WHAT YOU HAVE TO DO
Go through the data underneath and copy every line exactly.

(Extracted data entries)
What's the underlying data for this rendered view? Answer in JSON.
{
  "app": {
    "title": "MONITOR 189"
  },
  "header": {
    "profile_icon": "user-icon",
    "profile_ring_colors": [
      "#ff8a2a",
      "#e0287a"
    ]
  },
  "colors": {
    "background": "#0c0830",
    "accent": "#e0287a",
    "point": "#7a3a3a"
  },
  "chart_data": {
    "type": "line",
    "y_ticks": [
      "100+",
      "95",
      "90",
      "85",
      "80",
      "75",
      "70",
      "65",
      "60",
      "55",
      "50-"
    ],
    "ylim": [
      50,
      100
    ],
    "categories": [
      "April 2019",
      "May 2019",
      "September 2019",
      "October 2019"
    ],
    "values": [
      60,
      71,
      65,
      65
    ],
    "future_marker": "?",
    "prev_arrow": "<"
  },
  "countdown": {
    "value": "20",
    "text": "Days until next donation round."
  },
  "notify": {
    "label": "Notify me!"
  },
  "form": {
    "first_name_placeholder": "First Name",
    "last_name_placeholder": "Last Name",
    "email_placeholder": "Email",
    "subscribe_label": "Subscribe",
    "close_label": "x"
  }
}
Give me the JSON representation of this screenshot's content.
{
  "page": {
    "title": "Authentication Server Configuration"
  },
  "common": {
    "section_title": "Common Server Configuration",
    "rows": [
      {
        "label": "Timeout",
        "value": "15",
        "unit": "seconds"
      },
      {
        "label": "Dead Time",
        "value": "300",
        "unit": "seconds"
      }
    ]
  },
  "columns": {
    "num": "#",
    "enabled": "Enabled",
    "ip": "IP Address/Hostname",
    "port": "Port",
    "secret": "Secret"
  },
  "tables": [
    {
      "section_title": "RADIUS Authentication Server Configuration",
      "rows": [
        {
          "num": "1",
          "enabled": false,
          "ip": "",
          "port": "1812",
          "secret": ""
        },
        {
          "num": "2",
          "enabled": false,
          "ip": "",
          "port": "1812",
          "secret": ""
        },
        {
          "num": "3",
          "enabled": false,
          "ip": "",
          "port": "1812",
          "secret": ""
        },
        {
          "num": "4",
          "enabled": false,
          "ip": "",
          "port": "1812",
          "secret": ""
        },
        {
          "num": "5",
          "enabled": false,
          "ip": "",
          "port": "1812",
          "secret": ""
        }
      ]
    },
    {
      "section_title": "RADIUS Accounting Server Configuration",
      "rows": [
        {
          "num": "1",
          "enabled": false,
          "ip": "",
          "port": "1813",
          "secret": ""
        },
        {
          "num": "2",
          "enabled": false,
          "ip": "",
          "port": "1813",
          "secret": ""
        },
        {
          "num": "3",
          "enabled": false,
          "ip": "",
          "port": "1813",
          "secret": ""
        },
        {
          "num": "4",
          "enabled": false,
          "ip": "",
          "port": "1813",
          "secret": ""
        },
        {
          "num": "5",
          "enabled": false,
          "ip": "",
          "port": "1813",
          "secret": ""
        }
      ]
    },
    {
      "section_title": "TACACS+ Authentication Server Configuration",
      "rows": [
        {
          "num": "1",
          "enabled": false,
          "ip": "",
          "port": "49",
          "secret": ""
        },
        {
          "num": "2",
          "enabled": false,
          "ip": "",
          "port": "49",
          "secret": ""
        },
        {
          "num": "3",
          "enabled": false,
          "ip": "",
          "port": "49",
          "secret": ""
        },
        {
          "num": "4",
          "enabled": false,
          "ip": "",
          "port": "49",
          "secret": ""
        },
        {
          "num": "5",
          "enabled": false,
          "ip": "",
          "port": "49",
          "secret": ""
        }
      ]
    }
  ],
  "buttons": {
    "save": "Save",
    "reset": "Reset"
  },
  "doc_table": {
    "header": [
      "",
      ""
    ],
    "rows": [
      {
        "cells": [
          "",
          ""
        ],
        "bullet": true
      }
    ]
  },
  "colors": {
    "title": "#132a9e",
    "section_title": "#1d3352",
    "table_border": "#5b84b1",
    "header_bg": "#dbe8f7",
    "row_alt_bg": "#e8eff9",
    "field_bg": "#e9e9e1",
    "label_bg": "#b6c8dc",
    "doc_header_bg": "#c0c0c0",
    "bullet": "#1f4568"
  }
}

RESPONSE
What's the underlying data for this rendered view? Answer in JSON.
{
  "app": {
    "title": "MONITOR 189"
  },
  "header": {
    "profile_icon": "user-icon",
    "profile_ring_colors": [
      "#ff8a2a",
      "#e0287a"
    ]
  },
  "colors": {
    "background": "#0c0830",
    "accent": "#e0287a",
    "point": "#7a3a3a"
  },
  "chart_data": {
    "type": "line",
    "y_ticks": [
      "100+",
      "95",
      "90",
      "85",
      "80",
      "75",
      "70",
      "65",
      "60",
      "55",
      "50-"
    ],
    "ylim": [
      50,
      100
    ],
    "categories": [
      "April 2019",
      "May 2019",
      "September 2019",
      "October 2019"
    ],
    "values": [
      60,
      71,
      65,
      65
    ],
    "future_marker": "?",
    "prev_arrow": "<"
  },
  "countdown": {
    "value": "20",
    "text": "Days until next donation round."
  },
  "notify": {
    "label": "Notify me!"
  },
  "form": {
    "first_name_placeholder": "First Name",
    "last_name_placeholder": "Last Name",
    "email_placeholder": "Email",
    "subscribe_label": "Subscribe",
    "close_label": "x"
  }
}
Give me the JSON representation of this screenshot's content.
{
  "page": {
    "title": "Authentication Server Configuration"
  },
  "common": {
    "section_title": "Common Server Configuration",
    "rows": [
      {
        "label": "Timeout",
        "value": "15",
        "unit": "seconds"
      },
      {
        "label": "Dead Time",
        "value": "300",
        "unit": "seconds"
      }
    ]
  },
  "columns": {
    "num": "#",
    "enabled": "Enabled",
    "ip": "IP Address/Hostname",
    "port": "Port",
    "secret": "Secret"
  },
  "tables": [
    {
      "section_title": "RADIUS Authentication Server Configuration",
      "rows": [
        {
          "num": "1",
          "enabled": false,
          "ip": "",
          "port": "1812",
          "secret": ""
        },
        {
          "num": "2",
          "enabled": false,
          "ip": "",
          "port": "1812",
          "secret": ""
        },
        {
          "num": "3",
          "enabled": false,
          "ip": "",
          "port": "1812",
          "secret": ""
        },
        {
          "num": "4",
          "enabled": false,
          "ip": "",
          "port": "1812",
          "secret": ""
        },
        {
          "num": "5",
          "enabled": false,
          "ip": "",
          "port": "1812",
          "secret": ""
        }
      ]
    },
    {
      "section_title": "RADIUS Accounting Server Configuration",
      "rows": [
        {
          "num": "1",
          "enabled": false,
          "ip": "",
          "port": "1813",
          "secret": ""
        },
        {
          "num": "2",
          "enabled": false,
          "ip": "",
          "port": "1813",
          "secret": ""
        },
        {
          "num": "3",
          "enabled": false,
          "ip": "",
          "port": "1813",
          "secret": ""
        },
        {
          "num": "4",
          "enabled": false,
          "ip": "",
          "port": "1813",
          "secret": ""
        },
        {
          "num": "5",
          "enabled": false,
          "ip": "",
          "port": "1813",
          "secret": ""
        }
      ]
    },
    {
      "section_title": "TACACS+ Authentication Server Configuration",
      "rows": [
        {
          "num": "1",
          "enabled": false,
          "ip": "",
          "port": "49",
          "secret": ""
        },
        {
          "num": "2",
          "enabled": false,
          "ip": "",
          "port": "49",
          "secret": ""
        },
        {
          "num": "3",
          "enabled": false,
          "ip": "",
          "port": "49",
          "secret": ""
        },
        {
          "num": "4",
          "enabled": false,
          "ip": "",
          "port": "49",
          "secret": ""
        },
        {
          "num": "5",
          "enabled": false,
          "ip": "",
          "port": "49",
          "secret": ""
        }
      ]
    }
  ],
  "buttons": {
    "save": "Save",
    "reset": "Reset"
  },
  "doc_table": {
    "header": [
      "",
      ""
    ],
    "rows": [
      {
        "cells": [
          "",
          ""
        ],
        "bullet": true
      }
    ]
  },
  "colors": {
    "title": "#132a9e",
    "section_title": "#1d3352",
    "table_border": "#5b84b1",
    "header_bg": "#dbe8f7",
    "row_alt_bg": "#e8eff9",
    "field_bg": "#e9e9e1",
    "label_bg": "#b6c8dc",
    "doc_header_bg": "#c0c0c0",
    "bullet": "#1f4568"
  }
}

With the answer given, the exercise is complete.